TASK INSTRUCTIONS
Counting only lines that contain the string "Upload", how many are there in the data? Say the number alone.

DATA FOR THE TASK
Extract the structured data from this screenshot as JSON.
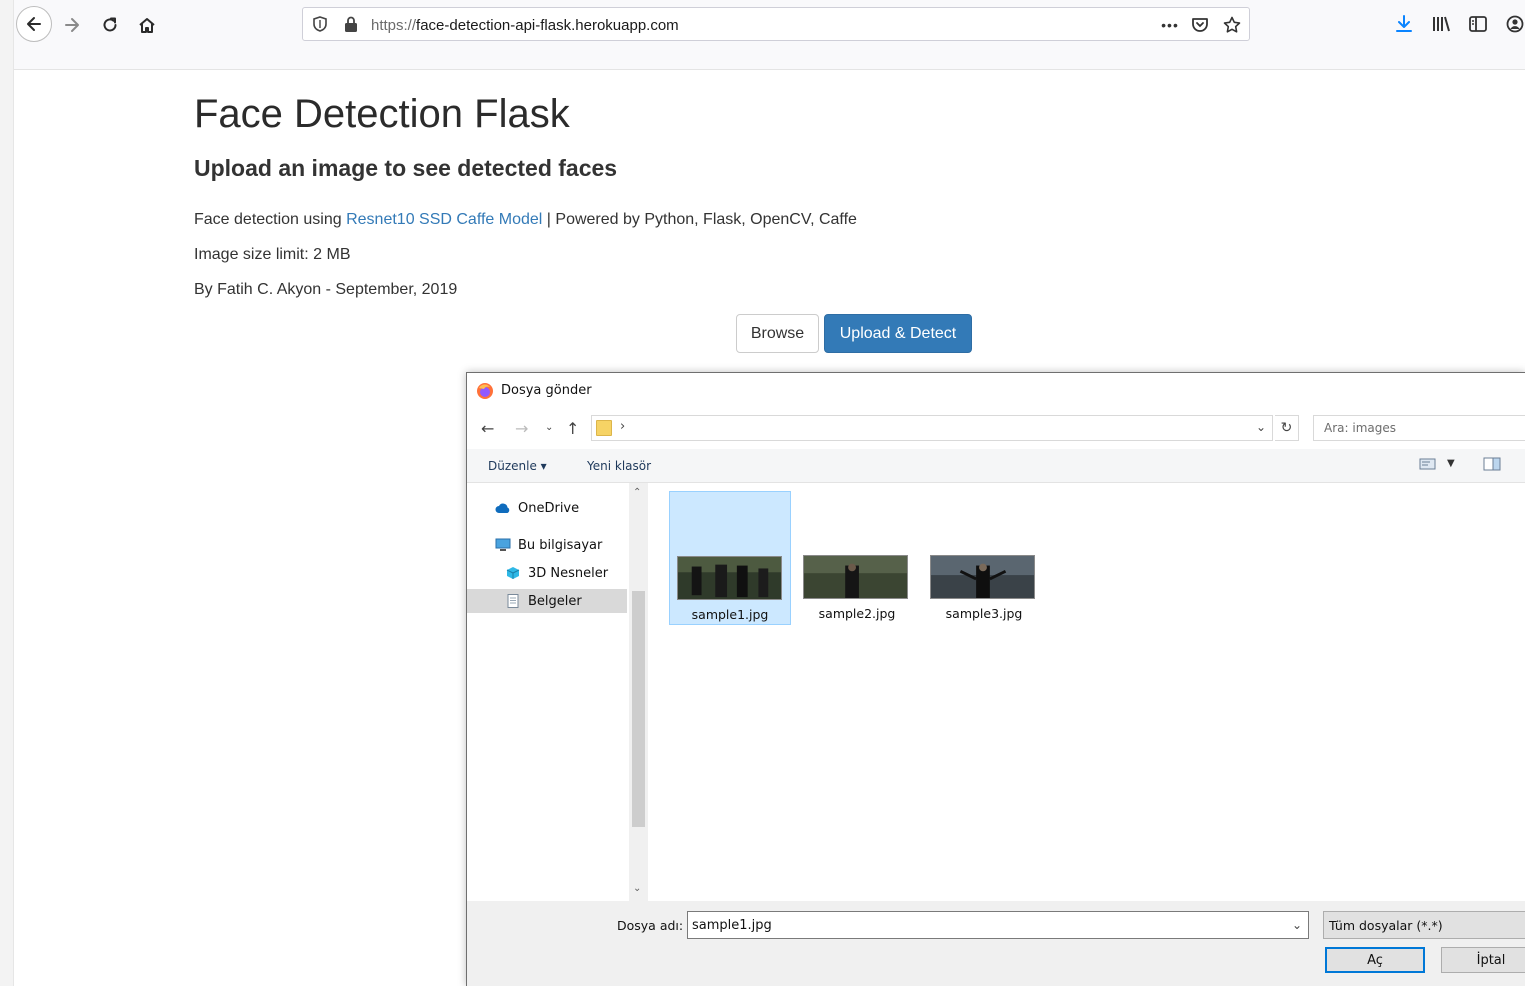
{
  "browser": {
    "url_protocol": "https://",
    "url_host": "face-detection-api-flask.herokuapp.com",
    "icons": [
      "back-arrow-icon",
      "forward-arrow-icon",
      "reload-icon",
      "home-icon",
      "shield-icon",
      "lock-icon",
      "more-dots-icon",
      "pocket-icon",
      "bookmark-star-icon",
      "download-icon",
      "library-icon",
      "sidebar-icon",
      "account-icon"
    ],
    "more_label": "•••"
  },
  "page": {
    "title": "Face Detection Flask",
    "subtitle": "Upload an image to see detected faces",
    "line1_prefix": "Face detection using ",
    "line1_link": "Resnet10 SSD Caffe Model",
    "line1_suffix": " | Powered by Python, Flask, OpenCV, Caffe",
    "line2": "Image size limit: 2 MB",
    "line3": "By Fatih C. Akyon - September, 2019",
    "browse_label": "Browse",
    "upload_label": "Upload & Detect",
    "link_color": "#337ab7",
    "primary_color": "#337ab7"
  },
  "dialog": {
    "title": "Dosya gönder",
    "breadcrumb_sep": "›",
    "search_placeholder": "Ara: images",
    "cmd_organize": "Düzenle ▾",
    "cmd_new_folder": "Yeni klasör",
    "nav": [
      {
        "label": "OneDrive"
      },
      {
        "label": "Bu bilgisayar"
      },
      {
        "label": "3D Nesneler"
      },
      {
        "label": "Belgeler"
      }
    ],
    "files": [
      {
        "name": "sample1.jpg",
        "selected": true
      },
      {
        "name": "sample2.jpg",
        "selected": false
      },
      {
        "name": "sample3.jpg",
        "selected": false
      }
    ],
    "filename_label": "Dosya adı:",
    "filename_value": "sample1.jpg",
    "filter_value": "Tüm dosyalar (*.*)",
    "open_label": "Aç",
    "cancel_label": "İptal",
    "selection_color": "#cce8ff",
    "focus_color": "#0078d7"
  }
}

PROBLEM SOLUTION
2